I am interested in this idea as well- I am in adelaide- I think our winters are similar to yours.
Reading around it there is a lot of talk of having to remove supers over winter. The fear is of the cluster moving up and the queen freezing. However I am wondering if this is always necessary in more moderate climates with little or no frost- the bees in my mothers hive continued to forage right throughout winter?
We removed the flow super and added it back in spring and that went well. But at the end of winter there were several frames of fully capped honey in the brood box. In hindsight I think we could have just left the super on. Removing it entailed draining it - even though it was 60% full of unripe watery nectar. We froze that and made mead from it and fed some back to the bees in spring.

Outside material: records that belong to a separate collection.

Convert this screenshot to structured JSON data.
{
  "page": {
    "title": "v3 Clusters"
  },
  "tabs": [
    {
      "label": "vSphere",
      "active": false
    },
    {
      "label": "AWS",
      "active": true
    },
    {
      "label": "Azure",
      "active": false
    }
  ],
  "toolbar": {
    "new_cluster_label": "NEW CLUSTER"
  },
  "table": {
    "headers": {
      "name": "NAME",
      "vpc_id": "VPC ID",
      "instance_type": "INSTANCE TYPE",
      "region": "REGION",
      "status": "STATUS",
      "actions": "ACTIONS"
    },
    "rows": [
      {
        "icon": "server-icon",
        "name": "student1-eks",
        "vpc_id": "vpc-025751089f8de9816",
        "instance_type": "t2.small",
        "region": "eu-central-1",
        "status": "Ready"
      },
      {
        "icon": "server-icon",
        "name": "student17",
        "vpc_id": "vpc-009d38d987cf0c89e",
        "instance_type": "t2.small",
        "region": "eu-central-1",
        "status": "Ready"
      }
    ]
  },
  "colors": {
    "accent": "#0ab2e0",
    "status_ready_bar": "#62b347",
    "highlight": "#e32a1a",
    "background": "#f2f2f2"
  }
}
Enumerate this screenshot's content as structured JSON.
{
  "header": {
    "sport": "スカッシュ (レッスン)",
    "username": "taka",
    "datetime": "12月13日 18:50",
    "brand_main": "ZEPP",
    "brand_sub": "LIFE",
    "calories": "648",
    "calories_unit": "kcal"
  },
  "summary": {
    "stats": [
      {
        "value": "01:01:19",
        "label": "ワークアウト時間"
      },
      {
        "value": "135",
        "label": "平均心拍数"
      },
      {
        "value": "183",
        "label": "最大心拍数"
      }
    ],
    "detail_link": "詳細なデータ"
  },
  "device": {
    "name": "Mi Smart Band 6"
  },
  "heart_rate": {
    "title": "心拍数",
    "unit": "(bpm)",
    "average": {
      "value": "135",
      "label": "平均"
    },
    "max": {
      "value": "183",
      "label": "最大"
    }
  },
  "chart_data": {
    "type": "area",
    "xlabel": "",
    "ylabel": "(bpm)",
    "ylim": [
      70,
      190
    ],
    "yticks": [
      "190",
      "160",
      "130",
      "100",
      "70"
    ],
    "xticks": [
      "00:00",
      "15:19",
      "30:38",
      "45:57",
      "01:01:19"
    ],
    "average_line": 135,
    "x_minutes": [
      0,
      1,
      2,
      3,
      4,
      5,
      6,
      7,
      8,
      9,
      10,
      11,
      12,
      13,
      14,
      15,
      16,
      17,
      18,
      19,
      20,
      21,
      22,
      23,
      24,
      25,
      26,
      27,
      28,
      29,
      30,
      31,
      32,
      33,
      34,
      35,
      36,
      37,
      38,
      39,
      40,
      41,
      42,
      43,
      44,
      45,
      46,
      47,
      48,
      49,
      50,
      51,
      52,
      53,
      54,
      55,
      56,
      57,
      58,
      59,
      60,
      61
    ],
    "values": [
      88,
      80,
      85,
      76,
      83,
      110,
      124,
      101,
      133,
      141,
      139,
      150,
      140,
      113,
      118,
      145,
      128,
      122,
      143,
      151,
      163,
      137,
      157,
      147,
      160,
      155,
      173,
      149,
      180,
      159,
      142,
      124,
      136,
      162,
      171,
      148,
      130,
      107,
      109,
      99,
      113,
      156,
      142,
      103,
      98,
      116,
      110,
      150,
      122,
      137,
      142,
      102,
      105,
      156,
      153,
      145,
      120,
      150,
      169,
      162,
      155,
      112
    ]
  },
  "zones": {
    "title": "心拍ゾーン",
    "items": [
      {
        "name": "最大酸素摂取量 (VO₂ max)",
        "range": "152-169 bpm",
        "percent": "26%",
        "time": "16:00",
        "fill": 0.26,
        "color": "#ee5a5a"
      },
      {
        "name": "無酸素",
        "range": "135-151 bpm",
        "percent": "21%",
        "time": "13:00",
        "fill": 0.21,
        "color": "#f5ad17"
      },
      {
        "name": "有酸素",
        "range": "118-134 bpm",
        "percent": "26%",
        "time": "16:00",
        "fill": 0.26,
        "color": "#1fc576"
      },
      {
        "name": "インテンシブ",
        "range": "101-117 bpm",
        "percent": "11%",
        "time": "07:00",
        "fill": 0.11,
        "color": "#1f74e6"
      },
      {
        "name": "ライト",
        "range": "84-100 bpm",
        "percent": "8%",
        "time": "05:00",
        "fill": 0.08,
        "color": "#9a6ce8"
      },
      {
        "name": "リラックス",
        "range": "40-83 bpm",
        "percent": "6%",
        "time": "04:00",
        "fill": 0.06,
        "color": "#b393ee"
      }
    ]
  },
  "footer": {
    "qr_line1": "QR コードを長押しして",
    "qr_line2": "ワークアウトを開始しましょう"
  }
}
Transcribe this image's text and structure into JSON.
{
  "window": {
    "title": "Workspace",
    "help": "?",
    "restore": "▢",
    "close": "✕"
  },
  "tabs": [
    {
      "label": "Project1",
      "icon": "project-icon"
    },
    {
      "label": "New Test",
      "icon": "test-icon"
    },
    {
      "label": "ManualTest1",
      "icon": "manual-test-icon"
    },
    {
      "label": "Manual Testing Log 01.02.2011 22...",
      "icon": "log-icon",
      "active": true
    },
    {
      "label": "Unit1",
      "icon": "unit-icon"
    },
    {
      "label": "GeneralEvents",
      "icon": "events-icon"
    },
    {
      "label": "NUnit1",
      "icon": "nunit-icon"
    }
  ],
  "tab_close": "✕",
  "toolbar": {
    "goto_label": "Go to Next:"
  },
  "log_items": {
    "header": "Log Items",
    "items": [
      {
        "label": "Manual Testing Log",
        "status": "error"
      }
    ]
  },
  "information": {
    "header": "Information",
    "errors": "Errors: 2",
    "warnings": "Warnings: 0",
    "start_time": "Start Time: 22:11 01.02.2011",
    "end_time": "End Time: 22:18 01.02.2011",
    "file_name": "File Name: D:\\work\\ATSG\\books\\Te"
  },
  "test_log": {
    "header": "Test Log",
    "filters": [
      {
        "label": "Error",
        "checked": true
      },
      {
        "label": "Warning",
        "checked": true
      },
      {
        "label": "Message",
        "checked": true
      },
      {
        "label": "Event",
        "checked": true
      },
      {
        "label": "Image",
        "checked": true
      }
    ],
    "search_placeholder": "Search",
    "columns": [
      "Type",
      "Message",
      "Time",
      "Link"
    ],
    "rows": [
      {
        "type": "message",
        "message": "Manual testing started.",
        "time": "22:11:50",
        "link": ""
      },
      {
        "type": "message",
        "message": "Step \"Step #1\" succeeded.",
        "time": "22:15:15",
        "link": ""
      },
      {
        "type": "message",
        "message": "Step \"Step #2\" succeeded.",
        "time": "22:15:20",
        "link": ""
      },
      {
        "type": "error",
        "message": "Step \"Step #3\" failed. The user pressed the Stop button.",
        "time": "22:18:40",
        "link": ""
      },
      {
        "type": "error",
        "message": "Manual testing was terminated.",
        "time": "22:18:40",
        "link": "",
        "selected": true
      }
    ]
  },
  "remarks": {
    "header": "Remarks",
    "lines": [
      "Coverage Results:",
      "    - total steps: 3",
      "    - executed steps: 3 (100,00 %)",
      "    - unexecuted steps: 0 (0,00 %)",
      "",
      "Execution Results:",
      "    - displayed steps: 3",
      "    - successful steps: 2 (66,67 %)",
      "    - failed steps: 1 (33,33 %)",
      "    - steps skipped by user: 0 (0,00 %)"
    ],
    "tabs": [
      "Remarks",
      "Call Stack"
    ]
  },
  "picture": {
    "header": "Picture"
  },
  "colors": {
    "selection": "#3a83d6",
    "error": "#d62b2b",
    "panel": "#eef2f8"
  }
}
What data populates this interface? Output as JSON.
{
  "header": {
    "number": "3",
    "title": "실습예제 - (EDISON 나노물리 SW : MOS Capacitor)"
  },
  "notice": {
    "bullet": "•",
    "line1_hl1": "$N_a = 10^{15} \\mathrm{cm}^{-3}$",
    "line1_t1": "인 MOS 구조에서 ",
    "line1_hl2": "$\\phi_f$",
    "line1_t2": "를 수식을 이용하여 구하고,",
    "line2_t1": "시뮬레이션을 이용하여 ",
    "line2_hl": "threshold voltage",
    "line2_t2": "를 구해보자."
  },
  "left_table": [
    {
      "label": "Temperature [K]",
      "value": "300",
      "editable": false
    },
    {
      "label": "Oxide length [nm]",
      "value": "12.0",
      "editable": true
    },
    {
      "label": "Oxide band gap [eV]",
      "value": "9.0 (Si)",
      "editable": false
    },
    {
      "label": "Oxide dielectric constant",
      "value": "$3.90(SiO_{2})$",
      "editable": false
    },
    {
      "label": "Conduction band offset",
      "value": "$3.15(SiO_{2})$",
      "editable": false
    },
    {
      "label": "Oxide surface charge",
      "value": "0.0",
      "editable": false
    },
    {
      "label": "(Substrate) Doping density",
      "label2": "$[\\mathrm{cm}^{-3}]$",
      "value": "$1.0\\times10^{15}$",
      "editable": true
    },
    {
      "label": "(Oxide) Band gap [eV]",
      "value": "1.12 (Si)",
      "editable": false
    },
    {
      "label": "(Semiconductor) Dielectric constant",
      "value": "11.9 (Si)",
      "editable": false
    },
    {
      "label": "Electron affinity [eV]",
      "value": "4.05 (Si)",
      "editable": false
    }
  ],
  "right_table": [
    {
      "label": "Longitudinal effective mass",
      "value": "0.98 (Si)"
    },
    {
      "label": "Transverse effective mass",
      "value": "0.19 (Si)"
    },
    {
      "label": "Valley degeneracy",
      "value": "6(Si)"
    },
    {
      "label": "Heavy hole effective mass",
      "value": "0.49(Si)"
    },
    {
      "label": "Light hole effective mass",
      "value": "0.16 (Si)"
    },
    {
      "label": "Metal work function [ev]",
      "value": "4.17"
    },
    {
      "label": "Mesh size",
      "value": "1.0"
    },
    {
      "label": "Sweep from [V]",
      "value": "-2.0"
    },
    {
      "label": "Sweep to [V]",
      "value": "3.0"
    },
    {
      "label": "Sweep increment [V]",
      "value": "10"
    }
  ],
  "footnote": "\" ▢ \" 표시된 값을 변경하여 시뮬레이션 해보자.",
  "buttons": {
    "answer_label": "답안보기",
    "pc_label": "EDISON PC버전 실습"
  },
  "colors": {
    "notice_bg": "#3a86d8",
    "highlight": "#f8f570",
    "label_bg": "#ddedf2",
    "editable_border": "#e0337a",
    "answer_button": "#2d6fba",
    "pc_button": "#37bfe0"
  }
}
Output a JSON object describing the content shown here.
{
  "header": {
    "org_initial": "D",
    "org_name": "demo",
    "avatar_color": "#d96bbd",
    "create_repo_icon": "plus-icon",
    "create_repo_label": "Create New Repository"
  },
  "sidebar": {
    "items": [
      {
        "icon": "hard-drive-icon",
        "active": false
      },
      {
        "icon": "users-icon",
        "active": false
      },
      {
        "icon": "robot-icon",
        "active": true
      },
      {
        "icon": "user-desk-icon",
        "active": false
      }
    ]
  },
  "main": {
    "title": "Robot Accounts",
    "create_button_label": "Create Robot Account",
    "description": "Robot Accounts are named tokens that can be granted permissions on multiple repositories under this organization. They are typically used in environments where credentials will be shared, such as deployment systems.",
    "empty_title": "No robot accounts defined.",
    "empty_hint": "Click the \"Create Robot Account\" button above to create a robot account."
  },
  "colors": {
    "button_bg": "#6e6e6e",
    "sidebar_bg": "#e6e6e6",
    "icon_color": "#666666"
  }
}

For my own hives this year I am going to experiment with leaving the flow super on some of them. I think there is some potential for winter honey flows here in adelaide- and even if not I think the bees will manage OK in our climate and won’t abandon the queen. One thing I will do though: is block all upper ventilation and insulate the roof over winter. I will only have bottom ventilation. The idea will be that the heat can rise and keep the super warm- but not too much will be lost through the roof (no chimney affect)- and the ceiling will be the warmer than the lower walls of the hive so water won’t condense on the roof and drip back down. The humid air should flow down the cooler walls and exit/get replaced at the bottom of the hive.